■ PROBLEM DETAILS ■
Copy every line of the records that includes the word "Ukrainian".

■ MATERIALS PROVIDED ■

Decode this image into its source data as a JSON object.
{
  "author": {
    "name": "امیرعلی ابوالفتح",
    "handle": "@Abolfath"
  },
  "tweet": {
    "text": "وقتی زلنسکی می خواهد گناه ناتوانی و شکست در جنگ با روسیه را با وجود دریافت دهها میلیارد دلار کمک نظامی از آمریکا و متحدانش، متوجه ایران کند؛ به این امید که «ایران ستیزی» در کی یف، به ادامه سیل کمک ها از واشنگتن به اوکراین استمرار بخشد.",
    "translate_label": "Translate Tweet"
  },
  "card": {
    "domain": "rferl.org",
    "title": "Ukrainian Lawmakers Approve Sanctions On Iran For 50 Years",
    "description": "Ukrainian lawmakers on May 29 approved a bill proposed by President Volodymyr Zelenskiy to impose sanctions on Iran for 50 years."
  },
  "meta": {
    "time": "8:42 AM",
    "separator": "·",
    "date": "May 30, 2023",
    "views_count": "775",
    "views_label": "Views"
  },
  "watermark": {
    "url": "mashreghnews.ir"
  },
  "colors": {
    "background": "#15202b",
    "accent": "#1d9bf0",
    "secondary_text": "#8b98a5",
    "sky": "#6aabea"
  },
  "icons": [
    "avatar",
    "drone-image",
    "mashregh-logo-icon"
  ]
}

■ YOUR SOLUTION ■
    "title": "Ukrainian Lawmakers Approve Sanctions On Iran For 50 Years",
    "description": "Ukrainian lawmakers on May 29 approved a bill proposed by President Volodymyr Zelenskiy to impose sanctions on Iran for 50 years."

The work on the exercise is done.